United States of America Northern Part.
20 x 27.5 in (50.8 x 69.85 cm)
1 : 2100000
A rare and important 1810 map of the northeastern part of the United States by John Pinkerton. The map covers from Lake Huron and Ohio, extending north as far as Canada and Maine, and south to the Chesapeake Bay and northern Kentucky. The states of New York, Pennsylvania, Maryland, Delaware, New Jersey, Connecticut, Massachusetts, New Hampshire, Rhode Island, and Vermont are illustrated in full. Ohio and Michigan are collectively identified as the Western Territory and are partially included. The Great Lakes Ontario, Erie, and Huron and represented fully.
Maine, identified here as the 'District of Maine,' is given the ambiguous borders associated with the 1783 Treaty of Paris as the end of the American Revolutionary War. As might be expected, Pinkerton's postcolonial sympathies lay heavily with British interests and Maine is here presented as more attached to Canada than the United States. From an American perspective, Maine was considered to be an extension of Massachusetts. In fact, the entire district was sparsely inhabited except along the coast, which was generally lawless and a haven for illegal smuggling and trade between the British Provinces in Canada and the United States. Just two years after this map was made the War of 1812 broke out. The War of 1812 arose over various unresolved issues associated with the American Revolutionary War, including some associated with the Maine border. During the war the British were exceptionally aggressive in this region and seized most of the Maine coastline. It was not returned to the United States until the 1815 Treaty of Ghent.
This map was created during the transitional period of expansion shortly following the American Revolutionary War. As such this is one of the few maps to specifically depict the Connecticut Western Reserve in what is today northeastern Ohio. The Connecticut Reserve is a remnant of Connecticut's original colonial era coast to coast charter. Following the Yankee-Pennamite Wars, Connecticut was forced to surrender the Pennsylvania portions of the charter; however, it retained some lands to the west of Pennsylvnaia and north of the 41st parallel.
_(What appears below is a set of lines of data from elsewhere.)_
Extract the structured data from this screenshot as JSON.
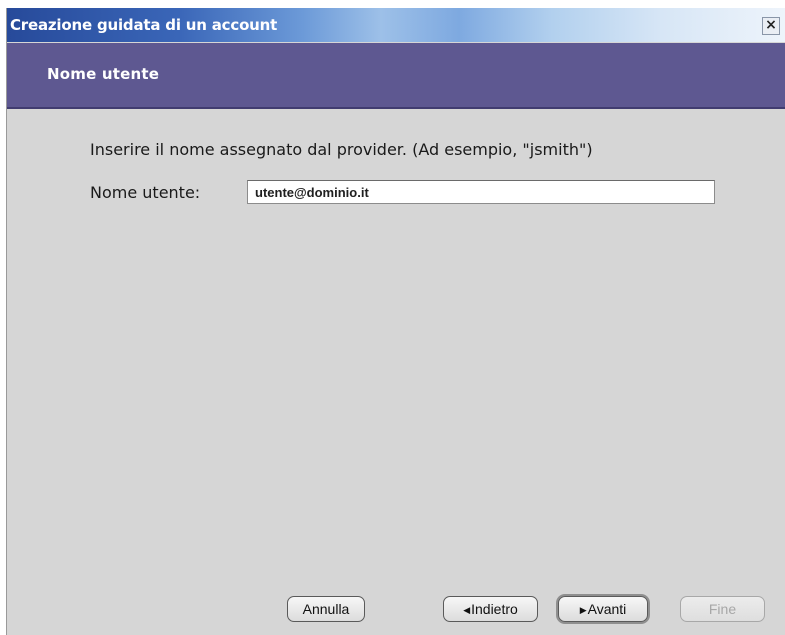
{
  "window": {
    "title": "Creazione guidata di un account",
    "close_glyph": "×"
  },
  "header": {
    "subtitle": "Nome utente"
  },
  "form": {
    "instruction": "Inserire il nome assegnato dal provider. (Ad esempio, \"jsmith\")",
    "username_label": "Nome utente:",
    "username_value": "utente@dominio.it"
  },
  "buttons": {
    "cancel": "Annulla",
    "back": "Indietro",
    "next": "Avanti",
    "finish": "Fine",
    "finish_enabled": false,
    "default": "next"
  },
  "icons": {
    "back_arrow": "left-triangle-icon",
    "next_arrow": "right-triangle-icon"
  },
  "colors": {
    "header_band": "#5e5891",
    "titlebar_start": "#274a9a",
    "titlebar_end": "#eef4fb"
  }
}
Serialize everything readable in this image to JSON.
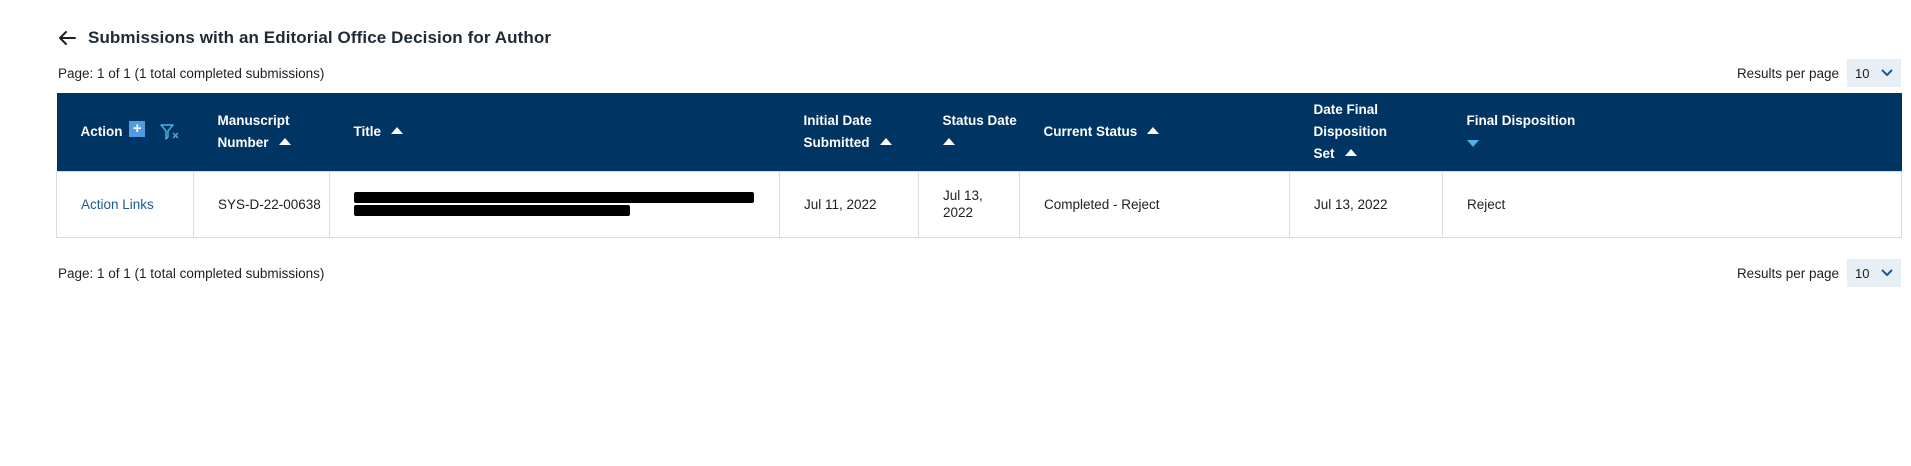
{
  "header": {
    "title": "Submissions with an Editorial Office Decision for Author",
    "back_icon": "arrow-left-icon"
  },
  "pagination_top": {
    "info": "Page: 1 of 1 (1 total completed submissions)",
    "rpp_label": "Results per page",
    "rpp_value": "10"
  },
  "pagination_bottom": {
    "info": "Page: 1 of 1 (1 total completed submissions)",
    "rpp_label": "Results per page",
    "rpp_value": "10"
  },
  "table": {
    "header_bg": "#003462",
    "columns": {
      "action": "Action",
      "manuscript_1": "Manuscript",
      "manuscript_2": "Number",
      "title": "Title",
      "initial_1": "Initial Date",
      "initial_2": "Submitted",
      "status_date": "Status Date",
      "current_status": "Current Status",
      "final_set_1": "Date Final Disposition",
      "final_set_2": "Set",
      "final_disposition": "Final Disposition"
    },
    "rows": [
      {
        "action": "Action Links",
        "manuscript_number": "SYS-D-22-00638",
        "title_redacted": true,
        "initial_date": "Jul 11, 2022",
        "status_date_1": "Jul 13,",
        "status_date_2": "2022",
        "current_status": "Completed - Reject",
        "final_set": "Jul 13, 2022",
        "final_disposition": "Reject"
      }
    ]
  }
}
Connecticut later surrendered these claims in exchange for federal assumptions of its Revolutionary War debt.
Drawn by L. Herbert and engraved by Samuel Neele under the direction of John Pinkerton. Published in London by 'Cadell and Davies' and 'Longman Hurst Ress & Ormes' for John Pinkerton's
John Pinkerton (February 17, 1758 - March 10, 1826) was an Scottish writer, historian, and cartographer. Pinkerton was born in Edinburgh, Scotland. He was a studious youth with a passion for the classics. As a young man, he studied at Edinburgh University before apprenticing as a lawyer. Around this time, he began writing, with his first book, Elegy on Craigmillar Castle published in 1776. Pinkerton moved to London in 1781 to pursue his writing career in earnest. He successfully published several works of literature, poetry, and history. Pinkerton proved passionate in his literary and historical writings and, his correspondence with other cartographers has been labeled as aggressive, even insane. In addition to his work as a writer and historian, Pinkerton was one of the leading masters of the Edinburgh school of cartography which flourished from roughly 1800 to 1830. Pinkerton and his contemporaries (Thomson and Cary) redefined European cartography by abandoning typical 18th century decorative elements such as elaborate title cartouches and fantastical beasts in favor of detail and accuracy. Pinkerton's principle work is the Pinkerton's Modern Atlas published from 1808 through 1815 with a special American reissue by Dobson and Co. in 1818. Pinkerton relocated to Paris in 1818, where he managed his publishing business until his death in 1826.
Pinkerton, John, A modern atlas, from the latest and best authorities, exhibiting the various divisions of the world, with its chief empires, kingdoms and states, in sixty maps, carefully reduced from the largest and most authentic sources, (London: Cadell & Davies, Longman Hurst Rees, & Orme) 1811.
Very good. Original centerfold exhibits some wear and verso reinforcement. Offsetting throughout. Blank on verso.